START RECORDS SHOWN

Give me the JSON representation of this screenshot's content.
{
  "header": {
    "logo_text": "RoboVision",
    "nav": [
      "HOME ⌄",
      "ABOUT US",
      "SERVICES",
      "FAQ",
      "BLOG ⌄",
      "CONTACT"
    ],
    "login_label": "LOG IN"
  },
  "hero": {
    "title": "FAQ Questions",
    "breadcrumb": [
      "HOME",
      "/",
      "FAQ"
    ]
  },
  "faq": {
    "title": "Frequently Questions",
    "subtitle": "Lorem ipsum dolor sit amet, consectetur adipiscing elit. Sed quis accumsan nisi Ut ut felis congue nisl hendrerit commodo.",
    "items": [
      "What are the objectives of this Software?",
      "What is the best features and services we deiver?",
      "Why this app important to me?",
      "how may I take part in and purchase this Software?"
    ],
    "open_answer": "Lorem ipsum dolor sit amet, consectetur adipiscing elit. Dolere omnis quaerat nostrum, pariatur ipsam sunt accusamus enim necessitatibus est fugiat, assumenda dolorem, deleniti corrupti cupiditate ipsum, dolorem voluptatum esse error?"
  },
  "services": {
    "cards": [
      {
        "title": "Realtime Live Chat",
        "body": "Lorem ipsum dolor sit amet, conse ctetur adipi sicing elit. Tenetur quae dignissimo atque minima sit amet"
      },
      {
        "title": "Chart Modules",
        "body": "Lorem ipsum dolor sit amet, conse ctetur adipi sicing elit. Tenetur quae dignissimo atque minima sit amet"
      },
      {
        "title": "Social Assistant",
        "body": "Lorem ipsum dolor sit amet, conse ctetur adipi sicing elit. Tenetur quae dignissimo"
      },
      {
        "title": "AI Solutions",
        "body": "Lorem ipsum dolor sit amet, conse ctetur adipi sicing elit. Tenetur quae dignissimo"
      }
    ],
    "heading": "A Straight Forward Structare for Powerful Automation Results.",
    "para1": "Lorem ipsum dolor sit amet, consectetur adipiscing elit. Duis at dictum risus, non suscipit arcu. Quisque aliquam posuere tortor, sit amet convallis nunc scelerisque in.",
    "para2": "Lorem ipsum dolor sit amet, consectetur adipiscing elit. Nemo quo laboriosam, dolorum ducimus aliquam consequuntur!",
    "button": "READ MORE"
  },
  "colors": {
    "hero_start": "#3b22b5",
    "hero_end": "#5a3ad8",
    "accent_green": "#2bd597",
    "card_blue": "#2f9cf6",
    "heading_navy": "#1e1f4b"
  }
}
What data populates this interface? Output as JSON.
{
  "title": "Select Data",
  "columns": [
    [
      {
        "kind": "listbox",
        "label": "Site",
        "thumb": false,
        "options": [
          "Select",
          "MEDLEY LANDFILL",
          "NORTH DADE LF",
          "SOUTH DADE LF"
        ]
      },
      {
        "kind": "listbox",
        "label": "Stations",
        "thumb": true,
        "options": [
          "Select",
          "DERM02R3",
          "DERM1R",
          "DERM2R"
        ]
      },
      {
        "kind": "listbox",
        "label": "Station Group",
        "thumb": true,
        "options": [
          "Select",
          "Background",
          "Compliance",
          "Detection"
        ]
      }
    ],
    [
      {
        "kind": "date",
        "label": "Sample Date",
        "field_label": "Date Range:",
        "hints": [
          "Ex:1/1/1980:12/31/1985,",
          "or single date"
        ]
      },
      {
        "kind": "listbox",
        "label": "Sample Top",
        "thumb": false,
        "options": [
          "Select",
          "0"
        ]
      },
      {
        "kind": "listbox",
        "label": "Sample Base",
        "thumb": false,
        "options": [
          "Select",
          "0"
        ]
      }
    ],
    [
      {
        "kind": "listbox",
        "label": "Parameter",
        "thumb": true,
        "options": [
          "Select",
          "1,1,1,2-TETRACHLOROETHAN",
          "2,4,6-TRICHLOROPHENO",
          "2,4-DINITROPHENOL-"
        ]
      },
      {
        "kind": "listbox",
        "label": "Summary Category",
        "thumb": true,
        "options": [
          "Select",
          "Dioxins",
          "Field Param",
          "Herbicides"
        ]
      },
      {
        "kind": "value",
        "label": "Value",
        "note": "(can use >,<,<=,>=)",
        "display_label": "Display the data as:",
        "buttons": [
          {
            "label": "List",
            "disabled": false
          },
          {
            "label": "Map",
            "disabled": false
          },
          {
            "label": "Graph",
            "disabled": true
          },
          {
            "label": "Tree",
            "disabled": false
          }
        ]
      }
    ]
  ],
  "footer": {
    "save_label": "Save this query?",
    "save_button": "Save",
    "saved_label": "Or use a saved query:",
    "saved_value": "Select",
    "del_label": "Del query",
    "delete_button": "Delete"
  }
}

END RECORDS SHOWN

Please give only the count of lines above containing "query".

3